Delelgates at a seminar organised by The Grocer were told that was the only way to avoid getting trapped in the promotional 'box'.
Doug Bairner, trade marketing controller of Innocent, said its investment in research meant it could offer new perspectives on the category. For instance: its data shows smoothies are not just drunk by posh southerners so should be sold nationally.
Good research also allowed the brand to avoid potentially damaging promotions, while it was great at coming up with funky new ideas for activity.
Bairner said: "Our way out of the box is to show and trial other mechanisms and stand firm on our ideas. The benefit is definitely in the detail."
Rob Turtle, director of pricing and promotions for Dunnhumby, said that some categories relied on deals for more than 50% of sales, which created lots of noise but very little else. He said: "To end this, people need to change their conversations with buyers from numbers to research that supports new ideas."
Keith Hogg, group sales director of Scottish & Newcastle, said suppliers who experienced huge price erosion must take tough decisions if they were to inject value back into their category - even if that meant losing volume or market share. He said: "At some point, manufacturers have to say enough is enough."

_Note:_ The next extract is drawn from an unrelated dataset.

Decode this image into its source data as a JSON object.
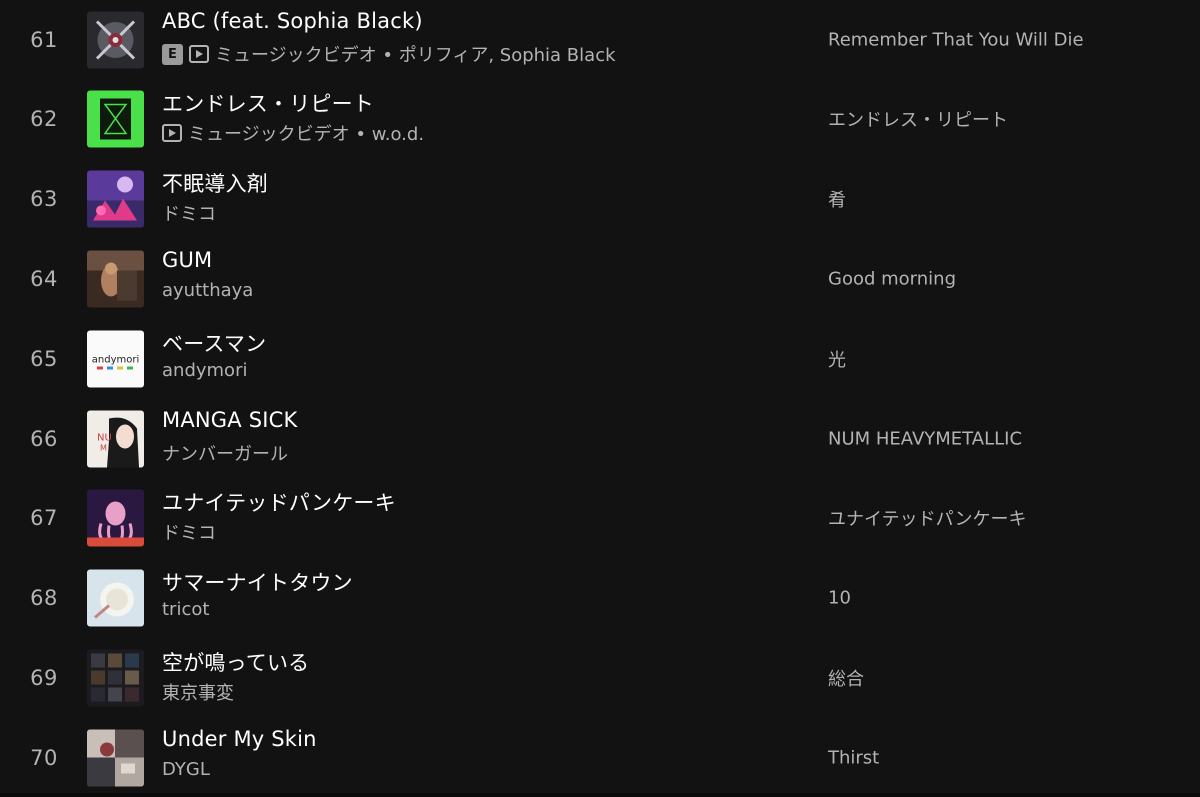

James Bennett of Discovery Foods, said: "Suppliers must resist the pressure and get on the front foot with NPD and advertising."